■ WHAT YOU NEED TO DO ■
Please copy every record below exactly, leaving out the pictures.

■ SUPPLIED MATERIAL ■
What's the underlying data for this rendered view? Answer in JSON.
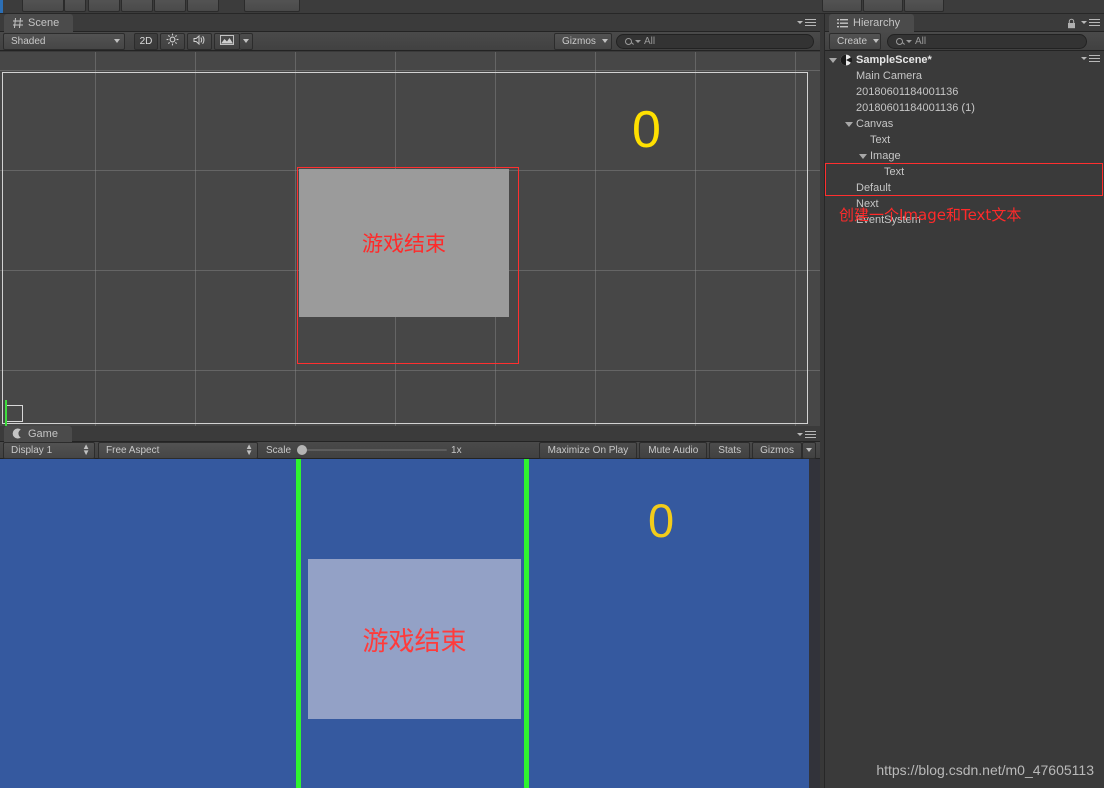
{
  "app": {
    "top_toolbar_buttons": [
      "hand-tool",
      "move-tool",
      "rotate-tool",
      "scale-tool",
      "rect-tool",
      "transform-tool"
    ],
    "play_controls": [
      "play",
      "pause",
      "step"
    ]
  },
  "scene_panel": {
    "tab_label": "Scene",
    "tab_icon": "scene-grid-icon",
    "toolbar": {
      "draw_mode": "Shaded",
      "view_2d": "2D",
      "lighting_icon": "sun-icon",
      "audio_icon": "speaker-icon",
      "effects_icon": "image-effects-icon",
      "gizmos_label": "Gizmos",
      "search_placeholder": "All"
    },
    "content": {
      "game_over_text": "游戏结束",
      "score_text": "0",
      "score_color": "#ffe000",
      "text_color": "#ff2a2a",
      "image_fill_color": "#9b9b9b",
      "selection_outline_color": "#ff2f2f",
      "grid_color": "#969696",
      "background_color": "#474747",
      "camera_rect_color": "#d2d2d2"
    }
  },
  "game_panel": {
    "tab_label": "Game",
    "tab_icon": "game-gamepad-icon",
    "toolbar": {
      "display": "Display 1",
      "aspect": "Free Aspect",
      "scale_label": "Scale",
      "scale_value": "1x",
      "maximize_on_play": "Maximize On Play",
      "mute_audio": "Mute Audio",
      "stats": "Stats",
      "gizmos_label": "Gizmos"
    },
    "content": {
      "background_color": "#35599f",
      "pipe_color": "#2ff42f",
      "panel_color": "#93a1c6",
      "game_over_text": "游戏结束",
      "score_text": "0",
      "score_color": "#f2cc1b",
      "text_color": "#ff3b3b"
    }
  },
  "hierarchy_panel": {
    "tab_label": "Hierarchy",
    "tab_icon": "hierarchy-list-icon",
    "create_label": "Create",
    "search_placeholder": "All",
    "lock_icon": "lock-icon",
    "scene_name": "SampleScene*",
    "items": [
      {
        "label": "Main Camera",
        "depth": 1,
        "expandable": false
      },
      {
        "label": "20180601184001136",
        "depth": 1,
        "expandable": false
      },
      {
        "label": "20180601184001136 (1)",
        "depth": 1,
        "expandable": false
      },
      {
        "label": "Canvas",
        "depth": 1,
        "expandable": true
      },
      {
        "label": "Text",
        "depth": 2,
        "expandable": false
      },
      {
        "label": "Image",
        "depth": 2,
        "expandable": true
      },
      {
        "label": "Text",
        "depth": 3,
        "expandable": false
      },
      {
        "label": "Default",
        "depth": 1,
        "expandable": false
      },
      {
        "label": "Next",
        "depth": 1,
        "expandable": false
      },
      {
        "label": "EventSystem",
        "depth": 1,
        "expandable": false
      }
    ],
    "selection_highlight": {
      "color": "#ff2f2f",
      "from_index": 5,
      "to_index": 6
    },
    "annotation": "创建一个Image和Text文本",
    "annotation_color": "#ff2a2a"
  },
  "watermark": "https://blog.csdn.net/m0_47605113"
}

■ THE ANSWER ■
What's the underlying data for this rendered view? Answer in JSON.
{
  "app": {
    "top_toolbar_buttons": [
      "hand-tool",
      "move-tool",
      "rotate-tool",
      "scale-tool",
      "rect-tool",
      "transform-tool"
    ],
    "play_controls": [
      "play",
      "pause",
      "step"
    ]
  },
  "scene_panel": {
    "tab_label": "Scene",
    "tab_icon": "scene-grid-icon",
    "toolbar": {
      "draw_mode": "Shaded",
      "view_2d": "2D",
      "lighting_icon": "sun-icon",
      "audio_icon": "speaker-icon",
      "effects_icon": "image-effects-icon",
      "gizmos_label": "Gizmos",
      "search_placeholder": "All"
    },
    "content": {
      "game_over_text": "游戏结束",
      "score_text": "0",
      "score_color": "#ffe000",
      "text_color": "#ff2a2a",
      "image_fill_color": "#9b9b9b",
      "selection_outline_color": "#ff2f2f",
      "grid_color": "#969696",
      "background_color": "#474747",
      "camera_rect_color": "#d2d2d2"
    }
  },
  "game_panel": {
    "tab_label": "Game",
    "tab_icon": "game-gamepad-icon",
    "toolbar": {
      "display": "Display 1",
      "aspect": "Free Aspect",
      "scale_label": "Scale",
      "scale_value": "1x",
      "maximize_on_play": "Maximize On Play",
      "mute_audio": "Mute Audio",
      "stats": "Stats",
      "gizmos_label": "Gizmos"
    },
    "content": {
      "background_color": "#35599f",
      "pipe_color": "#2ff42f",
      "panel_color": "#93a1c6",
      "game_over_text": "游戏结束",
      "score_text": "0",
      "score_color": "#f2cc1b",
      "text_color": "#ff3b3b"
    }
  },
  "hierarchy_panel": {
    "tab_label": "Hierarchy",
    "tab_icon": "hierarchy-list-icon",
    "create_label": "Create",
    "search_placeholder": "All",
    "lock_icon": "lock-icon",
    "scene_name": "SampleScene*",
    "items": [
      {
        "label": "Main Camera",
        "depth": 1,
        "expandable": false
      },
      {
        "label": "20180601184001136",
        "depth": 1,
        "expandable": false
      },
      {
        "label": "20180601184001136 (1)",
        "depth": 1,
        "expandable": false
      },
      {
        "label": "Canvas",
        "depth": 1,
        "expandable": true
      },
      {
        "label": "Text",
        "depth": 2,
        "expandable": false
      },
      {
        "label": "Image",
        "depth": 2,
        "expandable": true
      },
      {
        "label": "Text",
        "depth": 3,
        "expandable": false
      },
      {
        "label": "Default",
        "depth": 1,
        "expandable": false
      },
      {
        "label": "Next",
        "depth": 1,
        "expandable": false
      },
      {
        "label": "EventSystem",
        "depth": 1,
        "expandable": false
      }
    ],
    "selection_highlight": {
      "color": "#ff2f2f",
      "from_index": 5,
      "to_index": 6
    },
    "annotation": "创建一个Image和Text文本",
    "annotation_color": "#ff2a2a"
  },
  "watermark": "https://blog.csdn.net/m0_47605113"
}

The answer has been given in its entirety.